Her leg was custom built for her by Comfort Prosthetics in Mount Clemens, Michigan, designed with the same advanced materials used by human amputees - including a stainless steel footplate and titanium pylons. We purchased 2 custom prosthetics for her, and we have been trained by Dr. Vlahos on daily changes, which are speedy and easy. Even though she is eager to run to the pasture with the other horses - she waits patiently for the few minutes that we remove her gel liner, wash her leg and replace her prosthetic.
Choosing Her Name

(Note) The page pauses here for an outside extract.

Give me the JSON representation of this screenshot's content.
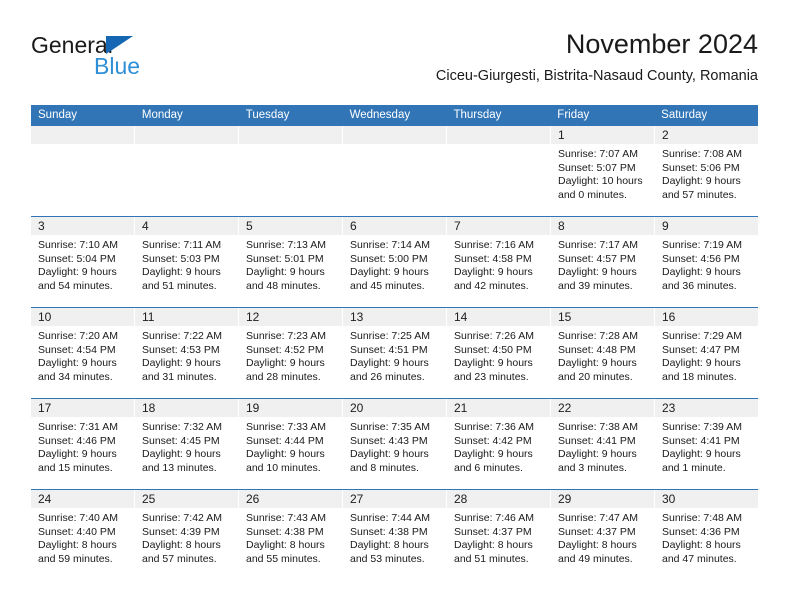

When this baby arrived, she came with the name Patience. She was completely unhandled by humans, and over a few weeks recovering at Yellowstone Equine Hospital, she'd learned to be haltered, walked, and to stand for her prosthetic changes and more. By the time she arrived, she'd mastered "patience" -- now at our FarmHouse Fresh Sanctuary, she was afraid of everything she'd never seen or heard before - like garbage cans being rolled out to the driveway, trucks pulling up, and hay carts. She's friendly, spirited and wide-eyed. She approaches all the animals immediately and whinnies to them if there's no one near. She's spunky and sweet - plays with our sheep and is particularly fond of Stitch, our 3-legged goat. We knew she needed a more suitable name, so we gave her Piper!
We Had So Many Questions!
We peppered Dr. Vlahos with questions - before and after the surgery. So we're listing some of them here.
We heard amputations are rarely successful - is it true that horses can spend months laying in a stall recovering, and die of their wounds anyway?
With 35 years of experience and 100+ surgeries of this type, Dr. Vlahos has never had a horse die of a surgical infection. His patients are standing up right away after surgery, and in fact are fitted with a temporary prosthetic immediately, before transport to the recovery room. Blood flow is criticial. And surprisingly, most of his patients no longer need pain medications after 48 hours of surgery.
Can she run, jump, play, and be a normal horse?
Yes she can and will. She should partake in all normal horse activities, and shouldn't be treated any differently than another growing filly, learning manners and life lessons. Dr. Vlahos has performed amputations on many horses in the Kingdom of Bhutan where euthanasia is not allowed. There, injured horses often have laminitis in the "good leg." He's found their laminitis resolves itself in the "good leg" after the injured limb is amputated and fitted with a prosthetic that allows for equal balance in weight.
How many of us are needed to change her prosthetic, and how often do we need to change her?
She stands very well already. Typically 3-4 team members help change her prosthetic. One of us removes the prosthetic and gel liner, one receives them and passes cloths and baby wipes. Someone holds her reins, and often a fourth person helps shampoo if we're cleaning her leg. The process takes 5 minutes. In the summer months, she might get sweaty and need her prosthetic changed several times a day. But in cooler months, once a day or every other day is expected.
What do we look for - for signs of trouble?
Just like humans, we need to check her skin for any signs of rub sores. She's very active - running, grazing with the other animals. Upon her arrival, she had developed a small rub sore from traveling (at the top of the prosthetic), and we used Prontosan gel applied to a foam pad until it healed.
How do we adjust her leg as she grows?
For the most part, we will be extending the height of the titanium pylon as she gets taller. She might need a new prosthetic every few years until she's grown. So far, we have had her prosthetic adjusted twice - adding more cushion and bringing down its height slightly to be more comfortable. Our farriers have been trained on helping adjust the pylon and changing the steel footing.
This Sweet Baby is Thriving Because of You!
By just loving the products you use, you are funding these lifesaving opportunities for animals who through no fault of their own, end up in circumstances where they need the help of humans. We're honored to stretch your skincare dollars so we can all be part of the rescue!